Davos Man behaving badly
It’s a well-known fact that men behave badly at Davos. The alcohol, the chance to rub elbows with and even talk to other VIPs, the excess amounts of testosterone, and in some cases the joy of a limo ride from Zurich Airport all give rise to a competitive atmosphere in the hothouse known as the World Economic Forum.
Less widely discussed is the fact that the edgy atmosphere sometimes crosses over into overt unpleasantness and sexual aggression. Single women at Davos report that at times they are prey to unwelcome advances that range from annoyingly uncomfortable to downright threatening. It’s not that surprising, given the fact that Davos is a truly male-centered event.

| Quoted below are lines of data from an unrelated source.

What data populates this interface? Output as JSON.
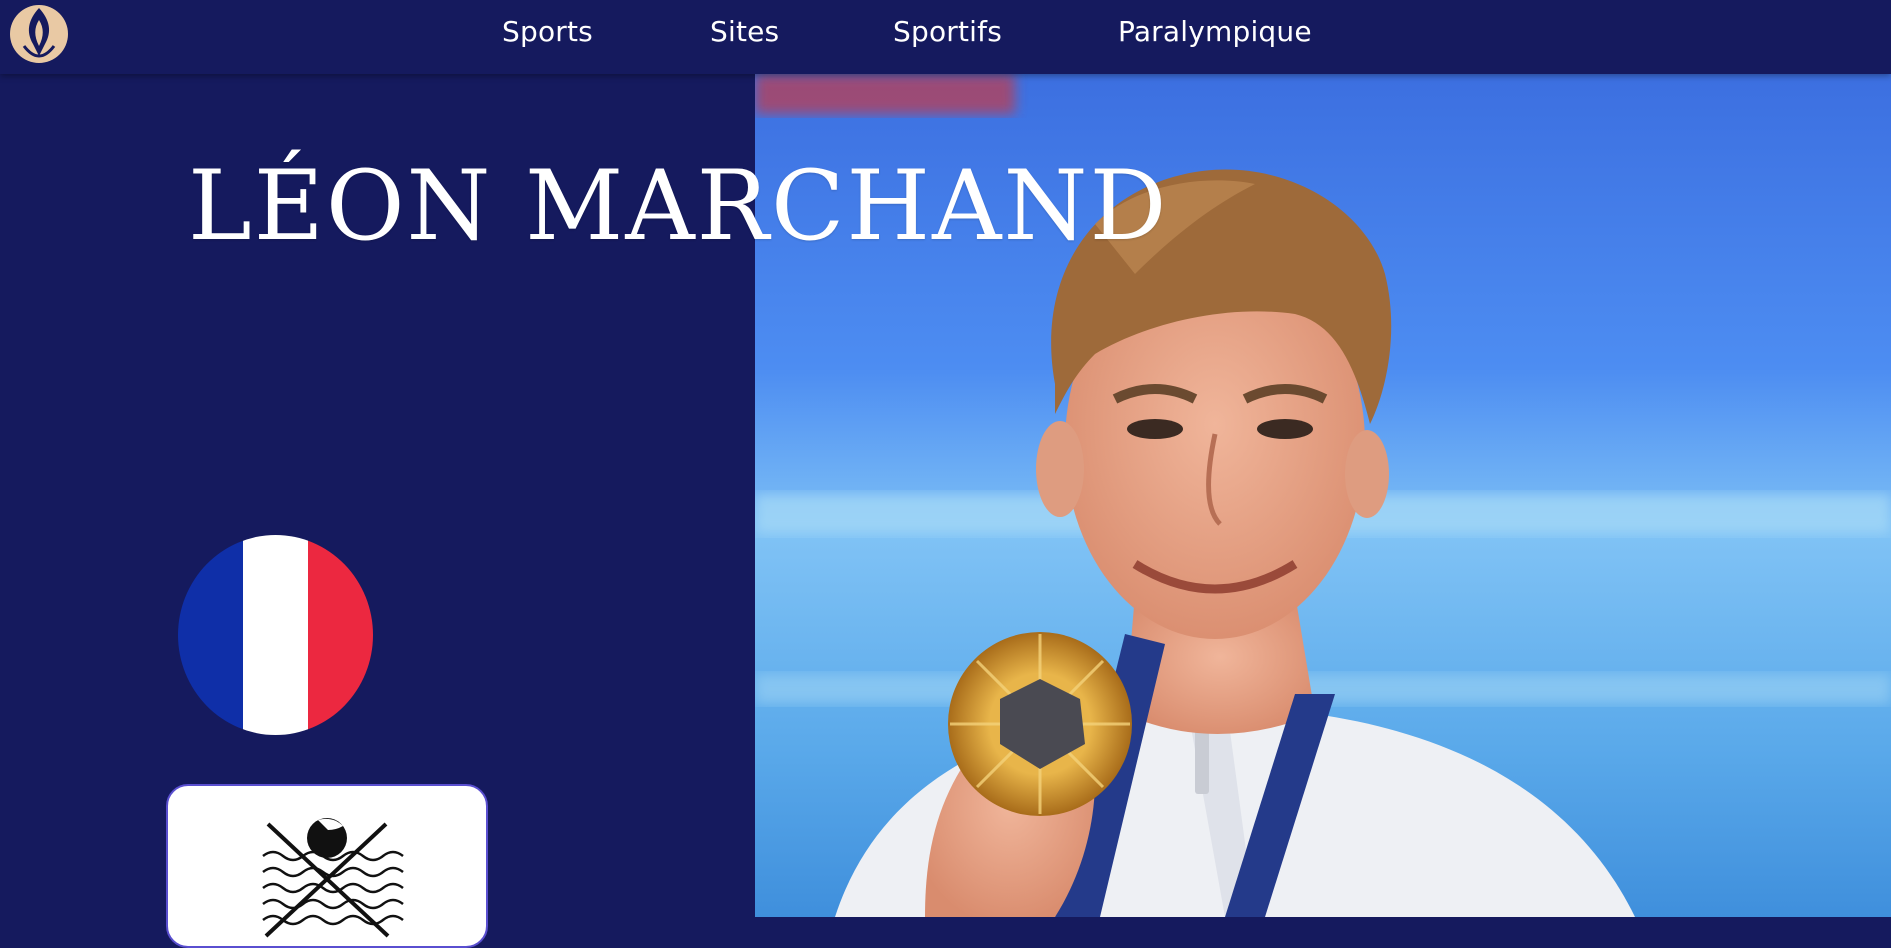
{
  "nav": {
    "items": [
      {
        "label": "Sports"
      },
      {
        "label": "Sites"
      },
      {
        "label": "Sportifs"
      },
      {
        "label": "Paralympique"
      }
    ]
  },
  "athlete": {
    "name": "LÉON MARCHAND"
  },
  "flag": {
    "colors": [
      "#0f2fa8",
      "#ffffff",
      "#ec2840"
    ]
  },
  "icons": {
    "logo": "olympic-flame-icon",
    "sport": "swimming-pictogram-icon"
  },
  "colors": {
    "background": "#151a5e",
    "card_border": "#5a4fd0"
  }
}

In quiet corners of the Convention Center, I’ve heard a few ugly stories whispered to me by the women involved, and the men in question don’t come out at all well. There is the former U.S. government official who spent a couple of days trailing around after a decidedly-not-interested single friend of mine — to the merriment of onlookers, who could not avoid seeing the unwholesome spectacle. There was the evening at the gala dinner, when I saw a glamorous blonde being hotly pursued by a drunk Swiss man who spent hours with his arm draped over her shoulders trying to entice her into joining him at a nearby piano bar where they could be alone together.
A journalist friend described being followed late one night by a man claiming to be a Morgan Stanley banker. She was trying to get back to her hotel room after a dinner and, of course, the shuttle was nowhere to be seen. “You know how hard it is to get a taxi if you are not someone important,” she told me, as she described the scariness of walking down the Promenade while being pursued by the man who was hoping for a night of passion.
Perhaps the newfound respect for women at Davos (we wives even get to list our affiliation on our name tags this year) will give rise to a more female-friendly environment. I’m not holding my breath, however.
PHOTO: Visitors attend the World Economic Forum (WEF) in Davos, January 25, 2012. REUTERS/Christian Hartmann